### Data section

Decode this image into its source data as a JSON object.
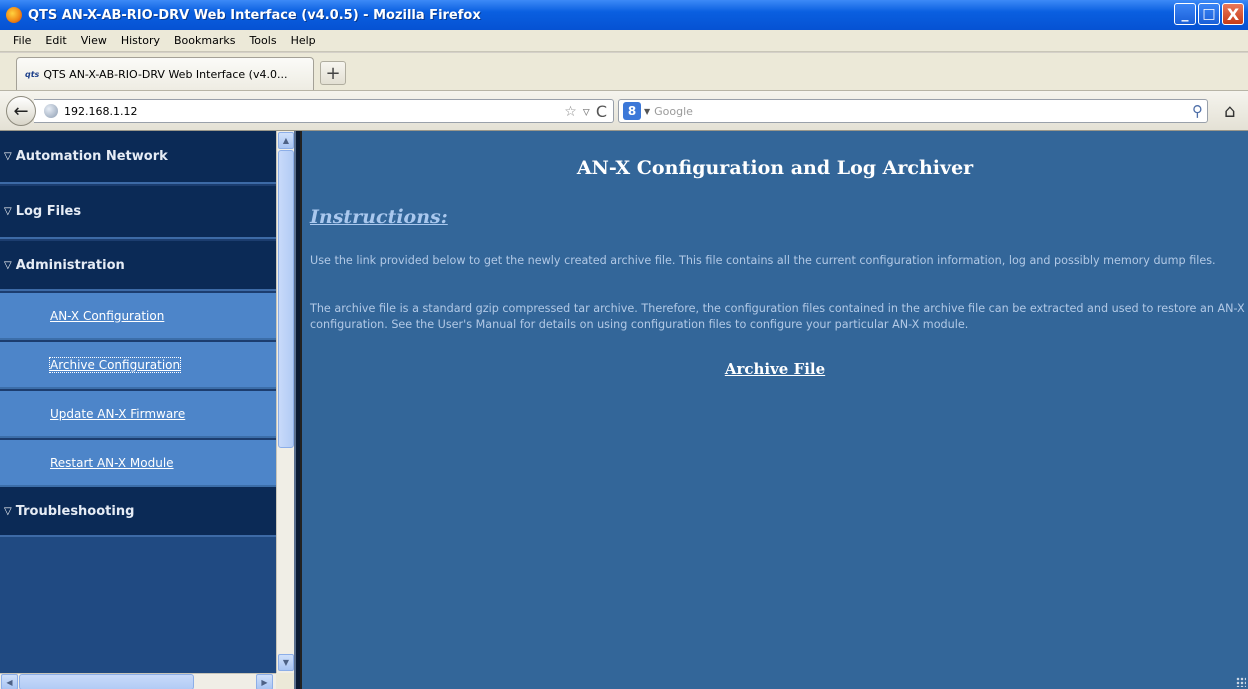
{
  "window": {
    "title": "QTS AN-X-AB-RIO-DRV Web Interface (v4.0.5) - Mozilla Firefox",
    "controls": {
      "minimize": "_",
      "maximize": "□",
      "close": "X"
    }
  },
  "menu": [
    "File",
    "Edit",
    "View",
    "History",
    "Bookmarks",
    "Tools",
    "Help"
  ],
  "tab": {
    "favicon": "qts",
    "label": "QTS AN-X-AB-RIO-DRV Web Interface (v4.0...",
    "new_tab": "+"
  },
  "nav": {
    "back": "←",
    "url": "192.168.1.12",
    "star": "☆",
    "dropdown": "▿",
    "reload": "C",
    "search_engine": "8",
    "search_placeholder": "Google",
    "search_icon": "⚲",
    "home": "⌂"
  },
  "sidebar": {
    "sections": [
      {
        "label": "Automation Network",
        "expanded": true
      },
      {
        "label": "Log Files",
        "expanded": true
      },
      {
        "label": "Administration",
        "expanded": true
      },
      {
        "label": "Troubleshooting",
        "expanded": true
      }
    ],
    "admin_items": [
      {
        "label": "AN-X Configuration"
      },
      {
        "label": "Archive Configuration",
        "focused": true
      },
      {
        "label": "Update AN-X Firmware"
      },
      {
        "label": "Restart AN-X Module"
      }
    ],
    "triangle": "▽"
  },
  "main": {
    "title": "AN-X Configuration and Log Archiver",
    "instructions_heading": "Instructions:",
    "paragraph1": "Use the link provided below to get the newly created archive file. This file contains all the current configuration information, log and possibly memory dump files.",
    "paragraph2": "The archive file is a standard gzip compressed tar archive. Therefore, the configuration files contained in the archive file can be extracted and used to restore an AN-X configuration. See the User's Manual for details on using configuration files to configure your particular AN-X module.",
    "archive_link": "Archive File"
  },
  "colors": {
    "content_bg": "#336699",
    "sidebar_header_bg": "#0b2a56",
    "sidebar_item_bg": "#4d85c9"
  }
}
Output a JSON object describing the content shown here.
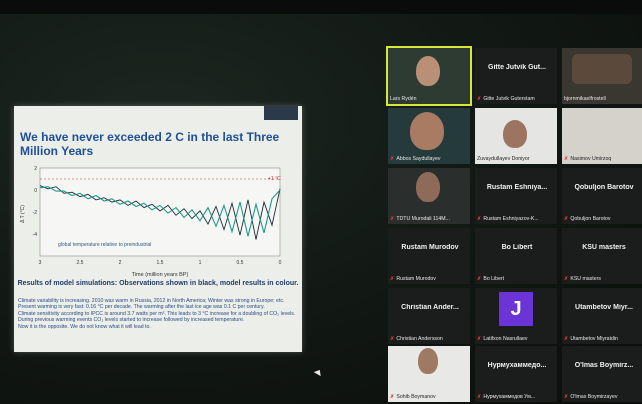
{
  "slide": {
    "presenter_name": "Lars Rydén",
    "title": "We have never exceeded 2 C in the last Three Million Years",
    "caption": "Results of model simulations: Observations shown in black, model results in colour.",
    "notes": [
      "Climate variability is increasing. 2010 was warm in Russia, 2012 in North America; Winter was strong in Europe; etc.",
      "Present warming is very fast: 0.16 °C per decade. The warming after the last ice age was 0.1 C per century.",
      "Climate sensitivity according to IPCC is around 3.7 watts per m². This leads to 3 °C increase for a doubling of CO₂ levels.",
      "During previous warming events CO₂ levels started to increase followed by increased temperature.",
      "Now it is the opposite. We do not know what it will lead to."
    ]
  },
  "chart_data": {
    "type": "line",
    "title": "",
    "xlabel": "Time (million years BP)",
    "ylabel": "Δ T (°C)",
    "xlim": [
      3,
      0
    ],
    "ylim": [
      -6,
      2
    ],
    "x_ticks": [
      "3",
      "2.5",
      "2",
      "1.5",
      "1",
      "0.5",
      "0"
    ],
    "y_ticks": [
      "2",
      "0",
      "-2",
      "-4"
    ],
    "annotation": "global temperature relative to preindustrial",
    "marker_label": "+1 °C",
    "series": [
      {
        "color": "#1f2a36",
        "x": [
          3,
          2.9,
          2.8,
          2.7,
          2.6,
          2.5,
          2.4,
          2.3,
          2.2,
          2.1,
          2.0,
          1.9,
          1.8,
          1.7,
          1.6,
          1.5,
          1.4,
          1.3,
          1.2,
          1.1,
          1.0,
          0.9,
          0.8,
          0.7,
          0.6,
          0.5,
          0.4,
          0.3,
          0.2,
          0.1,
          0
        ],
        "values": [
          0.4,
          0.1,
          0.3,
          -0.3,
          -0.2,
          -0.6,
          -0.4,
          -0.9,
          -0.7,
          -1.1,
          -0.9,
          -1.4,
          -1.0,
          -1.6,
          -1.3,
          -1.9,
          -1.4,
          -2.3,
          -1.7,
          -2.6,
          -1.9,
          -3.1,
          -1.5,
          -3.6,
          -1.2,
          -4.1,
          -0.9,
          -4.5,
          -1.1,
          -3.2,
          0.1
        ]
      },
      {
        "color": "#1e9a8a",
        "x": [
          3,
          2.9,
          2.8,
          2.7,
          2.6,
          2.5,
          2.4,
          2.3,
          2.2,
          2.1,
          2.0,
          1.9,
          1.8,
          1.7,
          1.6,
          1.5,
          1.4,
          1.3,
          1.2,
          1.1,
          1.0,
          0.9,
          0.8,
          0.7,
          0.6,
          0.5,
          0.4,
          0.3,
          0.2,
          0.1,
          0
        ],
        "values": [
          0.2,
          0.3,
          -0.1,
          -0.1,
          -0.5,
          -0.3,
          -0.8,
          -0.5,
          -1.0,
          -0.8,
          -1.3,
          -1.0,
          -1.5,
          -1.2,
          -1.8,
          -1.4,
          -2.1,
          -1.6,
          -2.5,
          -1.8,
          -2.8,
          -1.6,
          -3.3,
          -1.4,
          -3.8,
          -1.1,
          -4.2,
          -1.3,
          -3.9,
          -0.8,
          0.0
        ]
      }
    ]
  },
  "participants": [
    {
      "display": "",
      "label": "Lars Rydén",
      "mic_muted": false,
      "active": true
    },
    {
      "display": "Gitte Jutvik Gut...",
      "label": "Gitte Jutvik Guterstam",
      "mic_muted": true
    },
    {
      "display": "",
      "label": "bjornmikaelfrostell",
      "mic_muted": false
    },
    {
      "display": "",
      "label": "Abbos Saydullayev",
      "mic_muted": true
    },
    {
      "display": "",
      "label": "Zuvaydullayev Doniyor",
      "mic_muted": false
    },
    {
      "display": "",
      "label": "Nasimov Umirzoq",
      "mic_muted": true
    },
    {
      "display": "",
      "label": "TDTU Murodali 114M...",
      "mic_muted": true
    },
    {
      "display": "Rustam Eshniya...",
      "label": "Rustam Eshniyazov-K...",
      "mic_muted": true
    },
    {
      "display": "Qobuljon Barotov",
      "label": "Qobuljon Barotov",
      "mic_muted": true
    },
    {
      "display": "Rustam Murodov",
      "label": "Rustam Murodov",
      "mic_muted": true
    },
    {
      "display": "Bo Libert",
      "label": "Bo Libert",
      "mic_muted": true
    },
    {
      "display": "KSU masters",
      "label": "KSU masters",
      "mic_muted": true
    },
    {
      "display": "Christian Ander...",
      "label": "Christian Andersson",
      "mic_muted": true
    },
    {
      "display": "J",
      "label": "Latifxon Nasrullaev",
      "mic_muted": true
    },
    {
      "display": "Utambetov Miyr...",
      "label": "Utambetov Miyratdin",
      "mic_muted": true
    },
    {
      "display": "",
      "label": "Sohib Boymanov",
      "mic_muted": true
    },
    {
      "display": "Нурмухаммедо...",
      "label": "Нурмухаммедов Ум...",
      "mic_muted": true
    },
    {
      "display": "O'lmas Boymirz...",
      "label": "O'lmas Boymirzayev",
      "mic_muted": true
    }
  ],
  "colors": {
    "slide_title": "#1e4f9c",
    "active_speaker": "#d8e63a",
    "muted_mic": "#e23b3b",
    "avatar_j": "#6a34d6"
  }
}
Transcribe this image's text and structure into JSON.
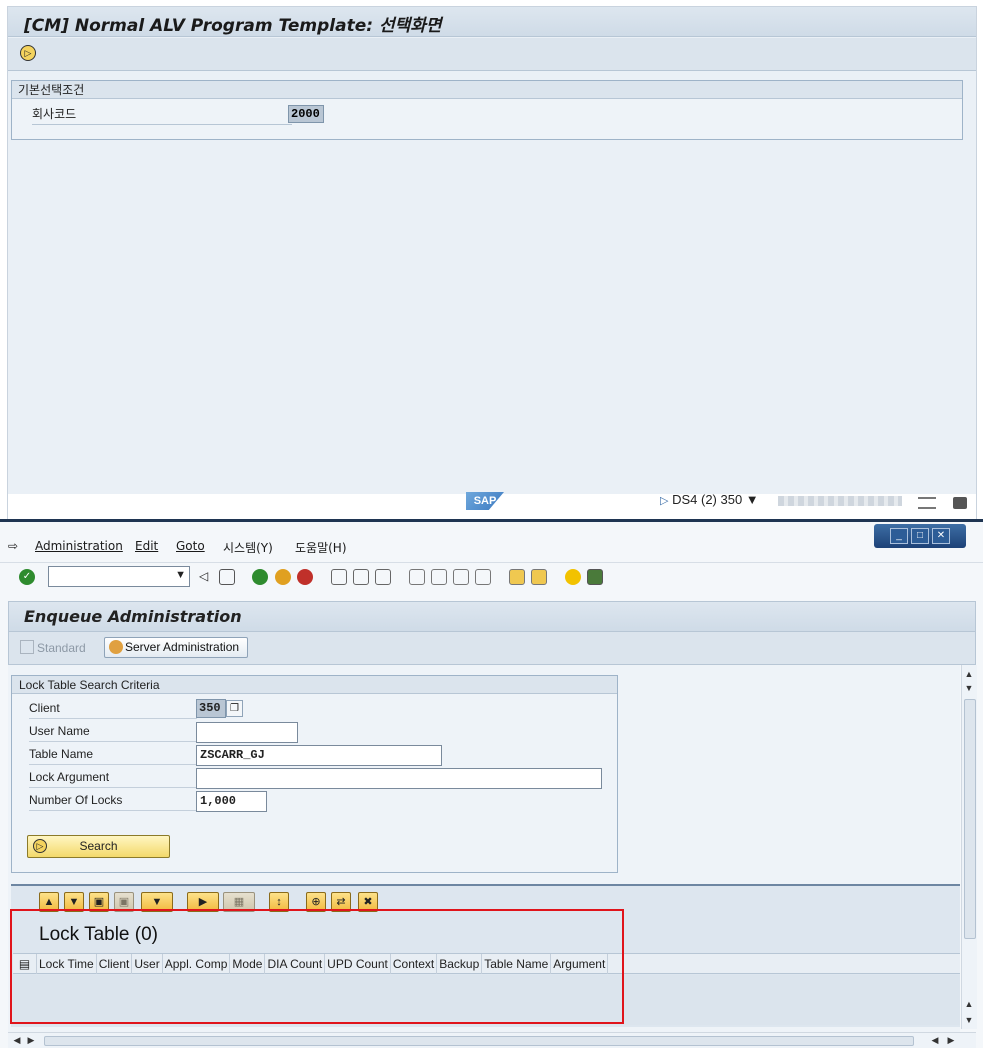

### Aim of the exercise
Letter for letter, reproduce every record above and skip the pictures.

### Task solution
Decode this image into its source data as a JSON object.
{
  "window": {
    "title": "QTS AN-X-AB-RIO-DRV Web Interface (v4.0.5) - Mozilla Firefox",
    "controls": {
      "minimize": "_",
      "maximize": "□",
      "close": "X"
    }
  },
  "menu": [
    "File",
    "Edit",
    "View",
    "History",
    "Bookmarks",
    "Tools",
    "Help"
  ],
  "tab": {
    "favicon": "qts",
    "label": "QTS AN-X-AB-RIO-DRV Web Interface (v4.0...",
    "new_tab": "+"
  },
  "nav": {
    "back": "←",
    "url": "192.168.1.12",
    "star": "☆",
    "dropdown": "▿",
    "reload": "C",
    "search_engine": "8",
    "search_placeholder": "Google",
    "search_icon": "⚲",
    "home": "⌂"
  },
  "sidebar": {
    "sections": [
      {
        "label": "Automation Network",
        "expanded": true
      },
      {
        "label": "Log Files",
        "expanded": true
      },
      {
        "label": "Administration",
        "expanded": true
      },
      {
        "label": "Troubleshooting",
        "expanded": true
      }
    ],
    "admin_items": [
      {
        "label": "AN-X Configuration"
      },
      {
        "label": "Archive Configuration",
        "focused": true
      },
      {
        "label": "Update AN-X Firmware"
      },
      {
        "label": "Restart AN-X Module"
      }
    ],
    "triangle": "▽"
  },
  "main": {
    "title": "AN-X Configuration and Log Archiver",
    "instructions_heading": "Instructions:",
    "paragraph1": "Use the link provided below to get the newly created archive file. This file contains all the current configuration information, log and possibly memory dump files.",
    "paragraph2": "The archive file is a standard gzip compressed tar archive. Therefore, the configuration files contained in the archive file can be extracted and used to restore an AN-X configuration. See the User's Manual for details on using configuration files to configure your particular AN-X module.",
    "archive_link": "Archive File"
  },
  "colors": {
    "content_bg": "#336699",
    "sidebar_header_bg": "#0b2a56",
    "sidebar_item_bg": "#4d85c9"
  }
}
Output a JSON object describing the content shown here.
{
  "slide": {
    "presenter_name": "Lars Rydén",
    "title": "We have never exceeded 2 C in the last Three Million Years",
    "caption": "Results of model simulations: Observations shown in black, model results in colour.",
    "notes": [
      "Climate variability is increasing. 2010 was warm in Russia, 2012 in North America; Winter was strong in Europe; etc.",
      "Present warming is very fast: 0.16 °C per decade. The warming after the last ice age was 0.1 C per century.",
      "Climate sensitivity according to IPCC is around 3.7 watts per m². This leads to 3 °C increase for a doubling of CO₂ levels.",
      "During previous warming events CO₂ levels started to increase followed by increased temperature.",
      "Now it is the opposite. We do not know what it will lead to."
    ]
  },
  "chart_data": {
    "type": "line",
    "title": "",
    "xlabel": "Time (million years BP)",
    "ylabel": "Δ T (°C)",
    "xlim": [
      3,
      0
    ],
    "ylim": [
      -6,
      2
    ],
    "x_ticks": [
      "3",
      "2.5",
      "2",
      "1.5",
      "1",
      "0.5",
      "0"
    ],
    "y_ticks": [
      "2",
      "0",
      "-2",
      "-4"
    ],
    "annotation": "global temperature relative to preindustrial",
    "marker_label": "+1 °C",
    "series": [
      {
        "color": "#1f2a36",
        "x": [
          3,
          2.9,
          2.8,
          2.7,
          2.6,
          2.5,
          2.4,
          2.3,
          2.2,
          2.1,
          2.0,
          1.9,
          1.8,
          1.7,
          1.6,
          1.5,
          1.4,
          1.3,
          1.2,
          1.1,
          1.0,
          0.9,
          0.8,
          0.7,
          0.6,
          0.5,
          0.4,
          0.3,
          0.2,
          0.1,
          0
        ],
        "values": [
          0.4,
          0.1,
          0.3,
          -0.3,
          -0.2,
          -0.6,
          -0.4,
          -0.9,
          -0.7,
          -1.1,
          -0.9,
          -1.4,
          -1.0,
          -1.6,
          -1.3,
          -1.9,
          -1.4,
          -2.3,
          -1.7,
          -2.6,
          -1.9,
          -3.1,
          -1.5,
          -3.6,
          -1.2,
          -4.1,
          -0.9,
          -4.5,
          -1.1,
          -3.2,
          0.1
        ]
      },
      {
        "color": "#1e9a8a",
        "x": [
          3,
          2.9,
          2.8,
          2.7,
          2.6,
          2.5,
          2.4,
          2.3,
          2.2,
          2.1,
          2.0,
          1.9,
          1.8,
          1.7,
          1.6,
          1.5,
          1.4,
          1.3,
          1.2,
          1.1,
          1.0,
          0.9,
          0.8,
          0.7,
          0.6,
          0.5,
          0.4,
          0.3,
          0.2,
          0.1,
          0
        ],
        "values": [
          0.2,
          0.3,
          -0.1,
          -0.1,
          -0.5,
          -0.3,
          -0.8,
          -0.5,
          -1.0,
          -0.8,
          -1.3,
          -1.0,
          -1.5,
          -1.2,
          -1.8,
          -1.4,
          -2.1,
          -1.6,
          -2.5,
          -1.8,
          -2.8,
          -1.6,
          -3.3,
          -1.4,
          -3.8,
          -1.1,
          -4.2,
          -1.3,
          -3.9,
          -0.8,
          0.0
        ]
      }
    ]
  },
  "participants": [
    {
      "display": "",
      "label": "Lars Rydén",
      "mic_muted": false,
      "active": true
    },
    {
      "display": "Gitte Jutvik Gut...",
      "label": "Gitte Jutvik Guterstam",
      "mic_muted": true
    },
    {
      "display": "",
      "label": "bjornmikaelfrostell",
      "mic_muted": false
    },
    {
      "display": "",
      "label": "Abbos Saydullayev",
      "mic_muted": true
    },
    {
      "display": "",
      "label": "Zuvaydullayev Doniyor",
      "mic_muted": false
    },
    {
      "display": "",
      "label": "Nasimov Umirzoq",
      "mic_muted": true
    },
    {
      "display": "",
      "label": "TDTU Murodali 114M...",
      "mic_muted": true
    },
    {
      "display": "Rustam Eshniya...",
      "label": "Rustam Eshniyazov-K...",
      "mic_muted": true
    },
    {
      "display": "Qobuljon Barotov",
      "label": "Qobuljon Barotov",
      "mic_muted": true
    },
    {
      "display": "Rustam Murodov",
      "label": "Rustam Murodov",
      "mic_muted": true
    },
    {
      "display": "Bo Libert",
      "label": "Bo Libert",
      "mic_muted": true
    },
    {
      "display": "KSU masters",
      "label": "KSU masters",
      "mic_muted": true
    },
    {
      "display": "Christian Ander...",
      "label": "Christian Andersson",
      "mic_muted": true
    },
    {
      "display": "J",
      "label": "Latifxon Nasrullaev",
      "mic_muted": true
    },
    {
      "display": "Utambetov Miyr...",
      "label": "Utambetov Miyratdin",
      "mic_muted": true
    },
    {
      "display": "",
      "label": "Sohib Boymanov",
      "mic_muted": true
    },
    {
      "display": "Нурмухаммедо...",
      "label": "Нурмухаммедов Ум...",
      "mic_muted": true
    },
    {
      "display": "O'lmas Boymirz...",
      "label": "O'lmas Boymirzayev",
      "mic_muted": true
    }
  ],
  "colors": {
    "slide_title": "#1e4f9c",
    "active_speaker": "#d8e63a",
    "muted_mic": "#e23b3b",
    "avatar_j": "#6a34d6"
  }
}
Transcribe this image's text and structure into JSON.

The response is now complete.